a pair of hands holding a tin of white nicotine pouches

In your journey towards quitting smoking, you may have heard of nicotine pouches: smokeless oral pouches that contain a nicotine powder instead of tobacco, along with other ingredients like flavorings and sweeteners.

Commonly marketed like lozenges and packaged colorfully in small tins or plastic cans (similar to breath mints), nicotine pouches have gained popularity in recent years as a convenient and discreet alternative to traditional tobacco products1. Nicotine pouches are free of smoke or unpleasant odors like cigarettes or vaping products—and because there’s no tobacco leaf 3, the Food and Drug Administration does not classify nicotine pouches as a smokeless tobacco product or an FDA-approved smoking cessation aid.1

Are nicotine pouches safer than other tobacco products?

Nicotine pouches are designed to be placed discreetly between your cheek and gums, or under your upper lip.2 The nicotine is absorbed into the bloodstream through the mucous membranes in the mouth.

These products aren’t regulated as heavily NRT products, and may contain high levels of nicotine. Frequent usage of nicotine pouches may result in the following side effects:1

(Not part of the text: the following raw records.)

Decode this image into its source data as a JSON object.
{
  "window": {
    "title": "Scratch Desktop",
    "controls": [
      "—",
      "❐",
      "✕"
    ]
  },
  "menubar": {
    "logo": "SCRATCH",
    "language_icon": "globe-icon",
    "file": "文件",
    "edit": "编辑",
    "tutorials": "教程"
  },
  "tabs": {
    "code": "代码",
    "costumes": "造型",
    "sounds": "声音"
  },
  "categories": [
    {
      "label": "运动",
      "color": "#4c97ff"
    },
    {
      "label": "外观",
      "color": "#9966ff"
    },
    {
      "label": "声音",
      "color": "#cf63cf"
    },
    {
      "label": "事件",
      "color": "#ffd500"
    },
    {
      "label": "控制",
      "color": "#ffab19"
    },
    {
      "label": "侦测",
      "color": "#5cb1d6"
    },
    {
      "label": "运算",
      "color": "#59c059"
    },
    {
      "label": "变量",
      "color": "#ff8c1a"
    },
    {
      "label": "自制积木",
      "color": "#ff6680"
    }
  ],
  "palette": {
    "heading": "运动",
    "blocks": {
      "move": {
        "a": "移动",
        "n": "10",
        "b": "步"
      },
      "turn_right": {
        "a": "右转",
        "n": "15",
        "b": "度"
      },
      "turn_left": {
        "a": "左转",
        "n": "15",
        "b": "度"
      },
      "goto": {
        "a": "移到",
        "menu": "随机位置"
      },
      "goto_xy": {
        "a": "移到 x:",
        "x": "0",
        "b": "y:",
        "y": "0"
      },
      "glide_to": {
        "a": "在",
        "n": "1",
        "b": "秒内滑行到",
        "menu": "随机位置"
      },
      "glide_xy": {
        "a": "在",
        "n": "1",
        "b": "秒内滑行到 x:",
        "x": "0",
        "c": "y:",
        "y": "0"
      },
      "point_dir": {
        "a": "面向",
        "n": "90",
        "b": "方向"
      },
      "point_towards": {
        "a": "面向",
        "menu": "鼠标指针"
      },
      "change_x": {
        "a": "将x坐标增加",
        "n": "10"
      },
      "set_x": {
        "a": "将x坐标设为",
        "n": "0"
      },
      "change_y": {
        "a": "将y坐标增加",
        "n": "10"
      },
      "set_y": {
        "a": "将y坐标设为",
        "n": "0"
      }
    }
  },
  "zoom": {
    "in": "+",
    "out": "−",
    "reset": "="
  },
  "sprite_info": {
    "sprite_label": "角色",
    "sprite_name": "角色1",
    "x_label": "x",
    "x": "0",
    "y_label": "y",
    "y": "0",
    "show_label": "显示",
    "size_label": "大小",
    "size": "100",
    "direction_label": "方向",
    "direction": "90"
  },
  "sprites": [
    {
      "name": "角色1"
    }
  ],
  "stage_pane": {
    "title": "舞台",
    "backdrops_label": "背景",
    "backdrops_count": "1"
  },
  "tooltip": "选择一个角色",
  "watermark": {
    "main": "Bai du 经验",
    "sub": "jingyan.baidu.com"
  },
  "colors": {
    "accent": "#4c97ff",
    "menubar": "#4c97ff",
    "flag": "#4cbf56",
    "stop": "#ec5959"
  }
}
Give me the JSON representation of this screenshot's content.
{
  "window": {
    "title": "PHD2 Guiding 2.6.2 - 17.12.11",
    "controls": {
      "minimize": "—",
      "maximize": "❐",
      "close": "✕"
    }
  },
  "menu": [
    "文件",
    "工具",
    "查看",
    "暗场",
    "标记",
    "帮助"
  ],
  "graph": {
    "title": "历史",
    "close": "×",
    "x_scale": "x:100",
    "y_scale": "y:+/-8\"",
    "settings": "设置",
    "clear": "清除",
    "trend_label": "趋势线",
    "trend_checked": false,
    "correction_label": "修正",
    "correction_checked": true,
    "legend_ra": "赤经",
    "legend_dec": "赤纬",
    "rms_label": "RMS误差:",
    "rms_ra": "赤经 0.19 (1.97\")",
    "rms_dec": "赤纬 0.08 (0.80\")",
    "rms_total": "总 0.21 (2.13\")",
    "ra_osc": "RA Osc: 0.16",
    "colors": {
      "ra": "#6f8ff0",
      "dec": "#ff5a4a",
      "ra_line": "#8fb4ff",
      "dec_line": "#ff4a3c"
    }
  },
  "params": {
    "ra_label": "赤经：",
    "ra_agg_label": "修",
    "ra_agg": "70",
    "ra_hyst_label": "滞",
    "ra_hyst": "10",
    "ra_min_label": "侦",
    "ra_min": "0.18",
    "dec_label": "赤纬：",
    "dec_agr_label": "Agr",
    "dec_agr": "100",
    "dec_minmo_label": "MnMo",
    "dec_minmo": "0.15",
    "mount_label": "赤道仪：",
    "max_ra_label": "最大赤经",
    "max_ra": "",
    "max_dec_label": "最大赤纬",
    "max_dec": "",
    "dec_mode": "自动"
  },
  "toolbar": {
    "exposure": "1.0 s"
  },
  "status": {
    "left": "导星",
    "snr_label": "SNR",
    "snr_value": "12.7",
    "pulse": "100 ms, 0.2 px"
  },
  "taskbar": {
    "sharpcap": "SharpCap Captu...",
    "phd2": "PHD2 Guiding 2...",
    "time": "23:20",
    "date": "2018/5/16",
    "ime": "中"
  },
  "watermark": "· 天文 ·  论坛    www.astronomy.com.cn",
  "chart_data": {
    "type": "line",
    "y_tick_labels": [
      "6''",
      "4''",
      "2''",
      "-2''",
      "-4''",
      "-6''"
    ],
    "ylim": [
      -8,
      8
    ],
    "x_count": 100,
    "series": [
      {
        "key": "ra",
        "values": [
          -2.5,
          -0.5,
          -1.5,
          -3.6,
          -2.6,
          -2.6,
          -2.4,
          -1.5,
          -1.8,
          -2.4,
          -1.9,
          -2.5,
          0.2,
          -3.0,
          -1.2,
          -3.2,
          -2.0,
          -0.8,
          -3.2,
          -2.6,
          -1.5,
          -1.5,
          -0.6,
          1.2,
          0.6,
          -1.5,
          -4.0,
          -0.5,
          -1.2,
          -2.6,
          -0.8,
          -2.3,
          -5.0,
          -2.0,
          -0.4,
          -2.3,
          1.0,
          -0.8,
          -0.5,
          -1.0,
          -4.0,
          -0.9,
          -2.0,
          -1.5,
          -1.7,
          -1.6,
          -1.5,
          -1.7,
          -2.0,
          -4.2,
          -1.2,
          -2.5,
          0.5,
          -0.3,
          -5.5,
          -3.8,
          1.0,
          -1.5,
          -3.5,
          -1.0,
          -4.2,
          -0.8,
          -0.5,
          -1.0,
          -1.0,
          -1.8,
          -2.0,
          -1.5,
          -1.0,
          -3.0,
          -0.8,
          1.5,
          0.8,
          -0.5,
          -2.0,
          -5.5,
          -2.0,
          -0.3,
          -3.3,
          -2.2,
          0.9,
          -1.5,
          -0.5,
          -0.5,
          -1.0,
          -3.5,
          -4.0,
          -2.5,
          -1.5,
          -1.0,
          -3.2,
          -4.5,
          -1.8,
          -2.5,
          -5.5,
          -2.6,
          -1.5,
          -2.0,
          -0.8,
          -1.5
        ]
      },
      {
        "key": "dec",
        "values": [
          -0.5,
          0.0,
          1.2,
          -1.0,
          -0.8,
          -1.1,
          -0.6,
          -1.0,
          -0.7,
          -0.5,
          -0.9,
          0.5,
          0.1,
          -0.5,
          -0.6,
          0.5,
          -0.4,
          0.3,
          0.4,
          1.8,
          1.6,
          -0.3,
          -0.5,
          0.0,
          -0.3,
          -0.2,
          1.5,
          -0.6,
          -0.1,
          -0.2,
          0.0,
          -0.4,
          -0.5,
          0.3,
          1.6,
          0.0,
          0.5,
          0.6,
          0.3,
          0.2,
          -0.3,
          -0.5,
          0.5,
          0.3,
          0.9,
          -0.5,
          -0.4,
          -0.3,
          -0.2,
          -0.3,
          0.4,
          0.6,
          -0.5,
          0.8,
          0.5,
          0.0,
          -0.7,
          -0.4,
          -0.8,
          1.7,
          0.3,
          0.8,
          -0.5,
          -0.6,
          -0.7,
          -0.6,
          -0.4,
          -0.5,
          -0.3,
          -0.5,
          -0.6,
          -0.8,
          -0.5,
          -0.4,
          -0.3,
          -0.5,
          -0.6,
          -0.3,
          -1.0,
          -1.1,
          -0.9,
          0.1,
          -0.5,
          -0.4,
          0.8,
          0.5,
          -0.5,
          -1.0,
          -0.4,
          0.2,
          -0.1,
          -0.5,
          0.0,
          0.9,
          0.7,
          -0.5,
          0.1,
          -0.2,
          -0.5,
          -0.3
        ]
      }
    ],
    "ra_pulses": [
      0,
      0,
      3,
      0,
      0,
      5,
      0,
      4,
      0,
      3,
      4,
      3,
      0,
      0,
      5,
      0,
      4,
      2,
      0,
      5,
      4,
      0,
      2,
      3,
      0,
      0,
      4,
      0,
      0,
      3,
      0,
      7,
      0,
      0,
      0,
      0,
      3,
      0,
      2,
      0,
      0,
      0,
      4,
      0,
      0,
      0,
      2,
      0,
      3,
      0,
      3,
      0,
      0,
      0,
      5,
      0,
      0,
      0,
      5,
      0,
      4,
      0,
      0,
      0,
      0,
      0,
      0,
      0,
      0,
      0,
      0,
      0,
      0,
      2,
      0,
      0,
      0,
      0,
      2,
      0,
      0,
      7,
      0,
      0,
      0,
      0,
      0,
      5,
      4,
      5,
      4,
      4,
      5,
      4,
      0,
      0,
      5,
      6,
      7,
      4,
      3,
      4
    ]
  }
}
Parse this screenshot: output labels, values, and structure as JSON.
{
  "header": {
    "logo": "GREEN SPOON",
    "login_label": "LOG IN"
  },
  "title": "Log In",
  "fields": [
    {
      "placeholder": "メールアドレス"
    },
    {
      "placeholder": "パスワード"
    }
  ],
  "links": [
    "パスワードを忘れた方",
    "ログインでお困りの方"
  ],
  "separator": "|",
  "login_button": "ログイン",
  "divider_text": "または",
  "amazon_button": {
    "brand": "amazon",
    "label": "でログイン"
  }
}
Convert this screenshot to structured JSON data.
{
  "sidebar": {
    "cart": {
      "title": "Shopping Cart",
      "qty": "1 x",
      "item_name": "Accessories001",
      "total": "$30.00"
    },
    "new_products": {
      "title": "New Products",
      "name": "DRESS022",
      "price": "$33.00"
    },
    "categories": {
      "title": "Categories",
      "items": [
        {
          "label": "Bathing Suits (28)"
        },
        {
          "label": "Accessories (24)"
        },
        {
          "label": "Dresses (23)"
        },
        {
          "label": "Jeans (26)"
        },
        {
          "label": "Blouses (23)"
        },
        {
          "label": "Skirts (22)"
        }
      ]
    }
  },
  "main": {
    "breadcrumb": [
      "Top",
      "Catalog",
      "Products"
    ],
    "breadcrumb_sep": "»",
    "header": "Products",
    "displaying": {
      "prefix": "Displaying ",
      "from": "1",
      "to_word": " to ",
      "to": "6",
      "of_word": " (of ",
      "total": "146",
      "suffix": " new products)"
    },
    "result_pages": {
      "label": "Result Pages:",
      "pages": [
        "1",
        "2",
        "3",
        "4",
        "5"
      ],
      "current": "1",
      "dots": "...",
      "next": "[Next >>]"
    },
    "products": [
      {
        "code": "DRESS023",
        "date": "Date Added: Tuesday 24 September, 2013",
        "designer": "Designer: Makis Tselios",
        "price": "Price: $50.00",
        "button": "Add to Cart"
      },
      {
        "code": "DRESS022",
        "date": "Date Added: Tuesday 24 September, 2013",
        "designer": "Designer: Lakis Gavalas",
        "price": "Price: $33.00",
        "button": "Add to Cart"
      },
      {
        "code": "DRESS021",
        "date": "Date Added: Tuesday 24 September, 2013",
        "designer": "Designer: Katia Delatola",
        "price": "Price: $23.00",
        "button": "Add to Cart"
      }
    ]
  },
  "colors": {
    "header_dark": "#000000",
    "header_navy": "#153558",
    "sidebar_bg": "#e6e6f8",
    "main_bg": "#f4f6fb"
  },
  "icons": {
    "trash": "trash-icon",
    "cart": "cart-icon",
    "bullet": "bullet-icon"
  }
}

• Irritation of the gums
• Sore mouth
• Hiccups
• Nausea

Nicotine addiction may be another unintended consequence of using nicotine pouches, which also increases the risk of relapsing with other tobacco products.

Can nicotine pouches can help you quit smoking or nicotine?

While regular long-term use of nicotine pouches has not been approved by the FDA as a way to quit smoking or nicotine, physicians have noticed that the use and interest of nicotine pouches are higher among those with smoking cessation attempts or plans.1,3

Quit-smoking products, like Nicorette, that are approved by the FDA work by providing the body with smaller doses of nicotine over time.4 Nicotine replacement therapies have been found to increase the success of smoking cessation via the gradual lessening of nicotine doses.4 In the US, nicotine pouches are not available in a range of nicotine doses, and due to a legal loophole, their makers are allowed to advertise their products in order to increase sales.5 The fact that these nicotine pouches may lead to further nicotine addiction indicates that they should not be used as part of a quit-smoking journey.1

If you’re a heavy smoker who’s looking to change their lifestyle, nicotine pouches may be a stopgap in your quitting smoking journey—but they are not approved stop smoking aids and are not recommended as a safe or effective way to quit.1 Instead, nicotine replacement therapy (NRT) products like patches, gum and lozenges can help you manage your cravings.1 If you enjoy the convenience of oral products, consider Nicorette’s Coated Ice Mint Lozenges as part of a complete smoking cessation program. Find more articles about quitting smoking and more at the Nicorette® Support Hub.

  1. Nicotine pouches: Are they safer than chewing, smoking or vaping? University of Nebraska-Lincoln Health Center. https://health.unl.edu/nicotine-pouches-are-they-safer-chewing-smoking-or-vaping Accessed 10/25/2023.
  2. Chemical characterization or tobacco-free “modern” oral nicotine pouches and their position on the toxicant and risk continuums. Drug and Chemical Toxicology. https://www.tandfonline.com/doi/epdf/10.1080/01480545.2021.1925691?needAccess=true. Accessed 4/29/24.
  3. US Physicians’ Self-reported Discussions About Tobacco-Free Nicotine Pouches During Clinical Encounters With Patients in 2021. National Library of Medicine. https://www.ncbi.nlm.nih.gov/pmc/articles/PMC10189559Accessed 10/25/2023.
  4. Want to Quit Smoking? FDA-Approved and FDA-Cleared Cessation Products Can Help. US Food & Drug Administration. https://www.fda.gov/consumers/consumer-updates/want-quit-smoking-fda-approved-and-fda-cleared-cessation-products-can-help Accessed 12/18/23.
  5. Nicotine Pouches. University of Bath Tobacco Tactics. https://tobaccotactics.org/article/nicotine-pouches/. Accessed 12/18/23.